Yesterday I made a ton of progress on new Team features. The biggest one is the ability to add outside contributors, so you can show authorship information on posts without actually creating accounts for each author.
Besides that, I updated the Snap.as API to support Team uploads, and updated the Classic editor to do the same — so if you have a Team blog selected in the editor, your photos will automatically upload to your Team’s collective photo storage, instead of your personal account’s storage space.
These features should go live today or tomorrow!
#dev #teams #authors #contributors
I’ve had a lot of trouble modeling the Team Member / Author roles I recently came up with to support everything we need to on collaborative blogs. Unlike Users, Posts, and Collections (blogs) that I can understand from one perspective, these new concepts need several perspectives to fully understand (and model correctly). At this point, I think I’ve finally worked it all out:
From a data perspective, these are distinct objects with a one-to-one relationship. A Member is (aside: always backed by one User, and) always associated with one Author — but an Author can exist without an associated Member (if the Member was removed from the team, the User was deleted, or it’s an outside collaborator).
From a user management perspective, team admins will always interact with either a Member-Author or just an Author object. But the complexity will be hidden and they’ll look the same to the end user — just in different states, really.
From a user (writer) perspective, a team writer will always interact with an Author object.

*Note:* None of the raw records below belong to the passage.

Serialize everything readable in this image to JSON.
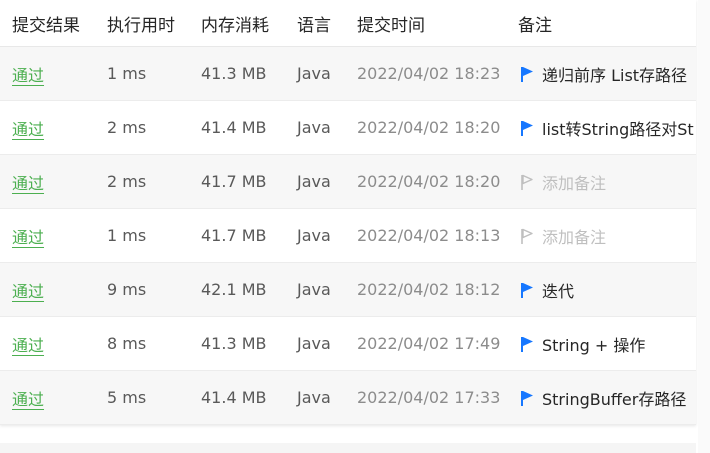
{
  "header": {
    "result": "提交结果",
    "runtime": "执行用时",
    "memory": "内存消耗",
    "language": "语言",
    "submit_time": "提交时间",
    "note": "备注"
  },
  "rows": [
    {
      "result": "通过",
      "runtime": "1 ms",
      "memory": "41.3 MB",
      "language": "Java",
      "time": "2022/04/02 18:23",
      "note": "递归前序 List存路径",
      "note_set": true
    },
    {
      "result": "通过",
      "runtime": "2 ms",
      "memory": "41.4 MB",
      "language": "Java",
      "time": "2022/04/02 18:20",
      "note": "list转String路径对St",
      "note_set": true
    },
    {
      "result": "通过",
      "runtime": "2 ms",
      "memory": "41.7 MB",
      "language": "Java",
      "time": "2022/04/02 18:20",
      "note": "添加备注",
      "note_set": false
    },
    {
      "result": "通过",
      "runtime": "1 ms",
      "memory": "41.7 MB",
      "language": "Java",
      "time": "2022/04/02 18:13",
      "note": "添加备注",
      "note_set": false
    },
    {
      "result": "通过",
      "runtime": "9 ms",
      "memory": "42.1 MB",
      "language": "Java",
      "time": "2022/04/02 18:12",
      "note": "迭代",
      "note_set": true
    },
    {
      "result": "通过",
      "runtime": "8 ms",
      "memory": "41.3 MB",
      "language": "Java",
      "time": "2022/04/02 17:49",
      "note": "String + 操作",
      "note_set": true
    },
    {
      "result": "通过",
      "runtime": "5 ms",
      "memory": "41.4 MB",
      "language": "Java",
      "time": "2022/04/02 17:33",
      "note": "StringBuffer存路径",
      "note_set": true
    }
  ],
  "colors": {
    "pass": "#4caf50",
    "flag_active": "#1677ff",
    "flag_inactive": "#bfbfbf"
  },
  "icons": {
    "flag_set": "flag-filled-icon",
    "flag_empty": "flag-outline-icon"
  }
}
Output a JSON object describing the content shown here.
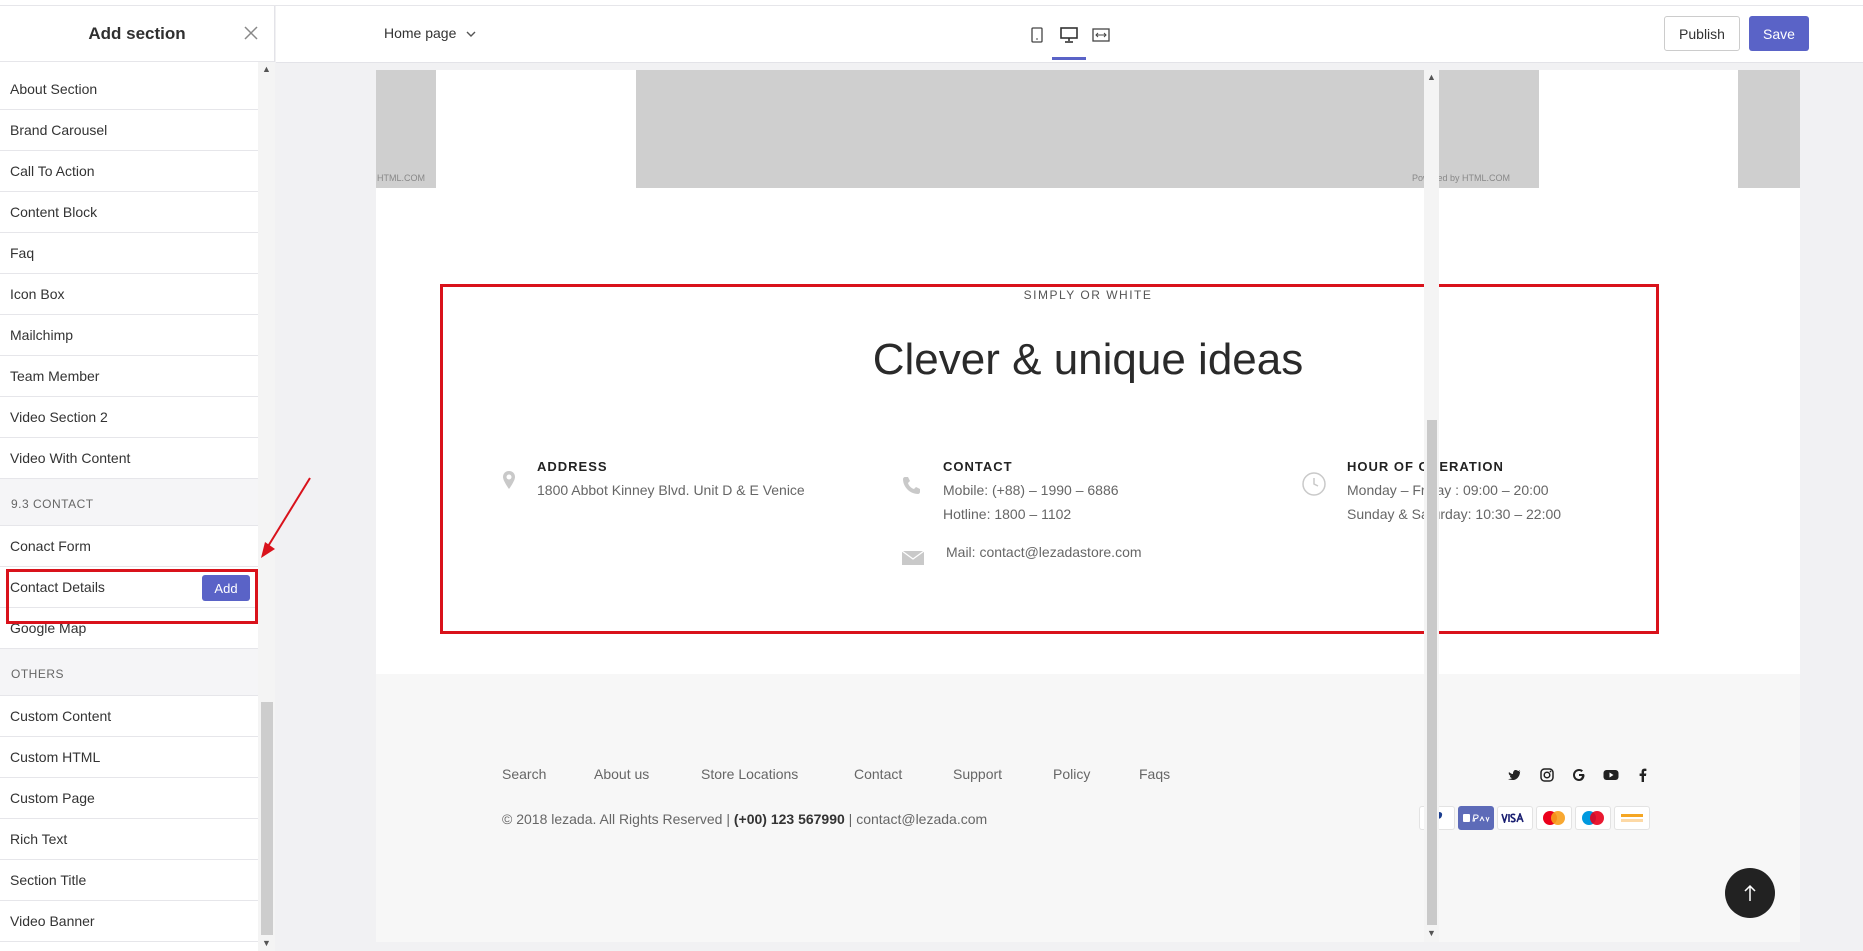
{
  "sidebar": {
    "title": "Add section",
    "items": [
      {
        "label": "About Section"
      },
      {
        "label": "Brand Carousel"
      },
      {
        "label": "Call To Action"
      },
      {
        "label": "Content Block"
      },
      {
        "label": "Faq"
      },
      {
        "label": "Icon Box"
      },
      {
        "label": "Mailchimp"
      },
      {
        "label": "Team Member"
      },
      {
        "label": "Video Section 2"
      },
      {
        "label": "Video With Content"
      }
    ],
    "group_contact": "9.3 CONTACT",
    "contact_items": [
      {
        "label": "Conact Form"
      },
      {
        "label": "Contact Details"
      },
      {
        "label": "Google Map"
      }
    ],
    "add_label": "Add",
    "group_others": "OTHERS",
    "others_items": [
      {
        "label": "Custom Content"
      },
      {
        "label": "Custom HTML"
      },
      {
        "label": "Custom Page"
      },
      {
        "label": "Rich Text"
      },
      {
        "label": "Section Title"
      },
      {
        "label": "Video Banner"
      }
    ]
  },
  "topbar": {
    "page": "Home page",
    "publish": "Publish",
    "save": "Save",
    "active_device": "desktop"
  },
  "preview": {
    "powered_left": "HTML.COM",
    "powered_right": "Powered by HTML.COM",
    "eyebrow": "SIMPLY OR WHITE",
    "headline": "Clever & unique ideas",
    "address": {
      "title": "ADDRESS",
      "line1": "1800 Abbot Kinney Blvd. Unit D & E Venice"
    },
    "contact": {
      "title": "CONTACT",
      "mobile": "Mobile: (+88) – 1990 – 6886",
      "hotline": "Hotline: 1800 – 1102",
      "mail": "Mail: contact@lezadastore.com"
    },
    "hours": {
      "title": "HOUR OF OPERATION",
      "line1": "Monday – Friday : 09:00 – 20:00",
      "line2": "Sunday & Saturday: 10:30 – 22:00"
    },
    "footer_links": [
      "Search",
      "About us",
      "Store Locations",
      "Contact",
      "Support",
      "Policy",
      "Faqs"
    ],
    "copyright_pre": "© 2018 lezada. All Rights Reserved | ",
    "copyright_phone": "(+00) 123 567990",
    "copyright_post": "  | contact@lezada.com",
    "payments": [
      "PayPal",
      "Apple Pay",
      "VISA",
      "Mastercard",
      "Maestro",
      "Discover"
    ]
  },
  "colors": {
    "accent": "#5a63c7",
    "highlight": "#d9121b"
  }
}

They’ll only be concerned with who is authoring a post.
#dev #teams #authors
Author functionality is coming along! Now it’ll optionally display at the top of a post, if it has one or more authors set.
#dev #teams #authors